> [Activity]:
Please return every line of the records that contains the word "specified".

> [Working data]:
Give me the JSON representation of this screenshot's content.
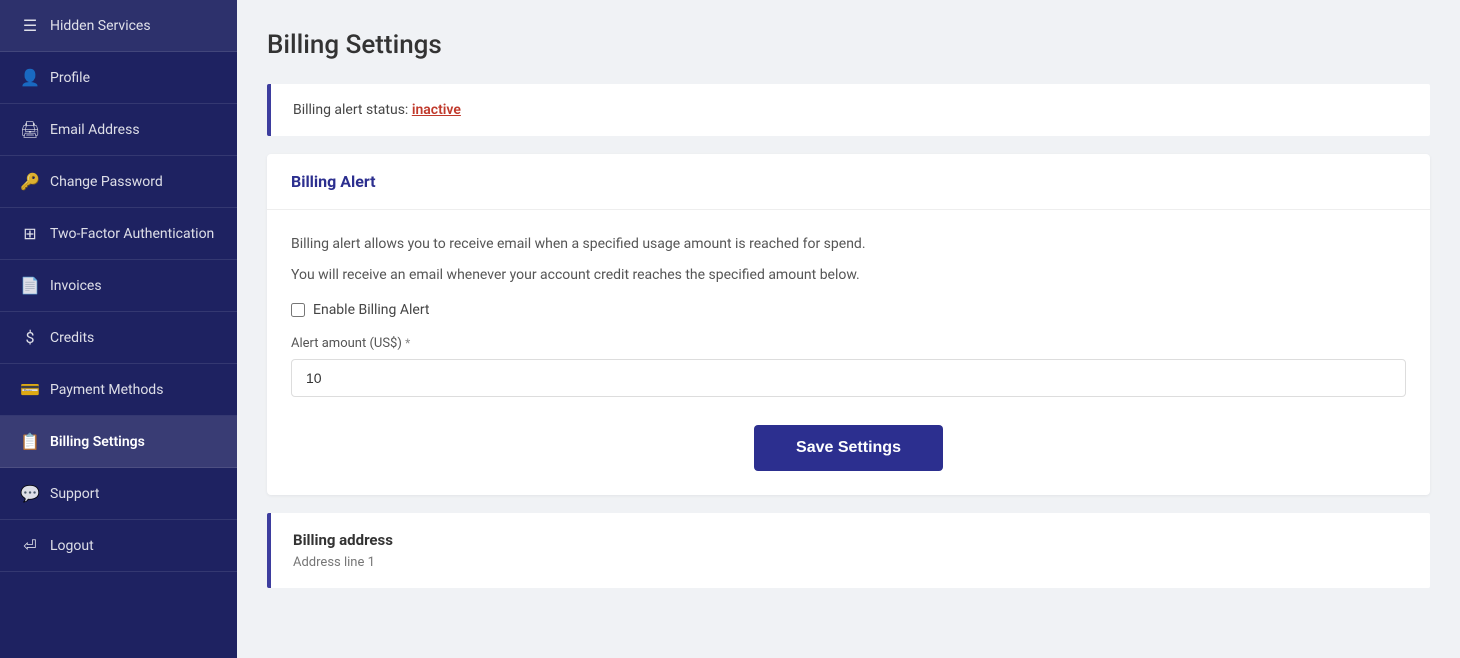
{
  "sidebar": {
    "items": [
      {
        "id": "hidden-services",
        "label": "Hidden Services",
        "icon": "☰",
        "active": false
      },
      {
        "id": "profile",
        "label": "Profile",
        "icon": "👤",
        "active": false
      },
      {
        "id": "email-address",
        "label": "Email Address",
        "icon": "🖨",
        "active": false
      },
      {
        "id": "change-password",
        "label": "Change Password",
        "icon": "🔑",
        "active": false
      },
      {
        "id": "two-factor",
        "label": "Two-Factor Authentication",
        "icon": "⊞",
        "active": false
      },
      {
        "id": "invoices",
        "label": "Invoices",
        "icon": "📄",
        "active": false
      },
      {
        "id": "credits",
        "label": "Credits",
        "icon": "$",
        "active": false
      },
      {
        "id": "payment-methods",
        "label": "Payment Methods",
        "icon": "💳",
        "active": false
      },
      {
        "id": "billing-settings",
        "label": "Billing Settings",
        "icon": "📋",
        "active": true
      },
      {
        "id": "support",
        "label": "Support",
        "icon": "💬",
        "active": false
      },
      {
        "id": "logout",
        "label": "Logout",
        "icon": "⏎",
        "active": false
      }
    ]
  },
  "page": {
    "title": "Billing Settings"
  },
  "status_card": {
    "prefix": "Billing alert status:",
    "status": "inactive"
  },
  "billing_alert_card": {
    "header": "Billing Alert",
    "desc1": "Billing alert allows you to receive email when a specified usage amount is reached for spend.",
    "desc2": "You will receive an email whenever your account credit reaches the specified amount below.",
    "checkbox_label": "Enable Billing Alert",
    "field_label": "Alert amount (US$)",
    "field_required": "*",
    "field_value": "10",
    "save_button": "Save Settings"
  },
  "billing_address": {
    "title": "Billing address",
    "sub": "Address line 1"
  }
}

> [Exercise response]:
    "desc1": "Billing alert allows you to receive email when a specified usage amount is reached for spend.",
    "desc2": "You will receive an email whenever your account credit reaches the specified amount below.",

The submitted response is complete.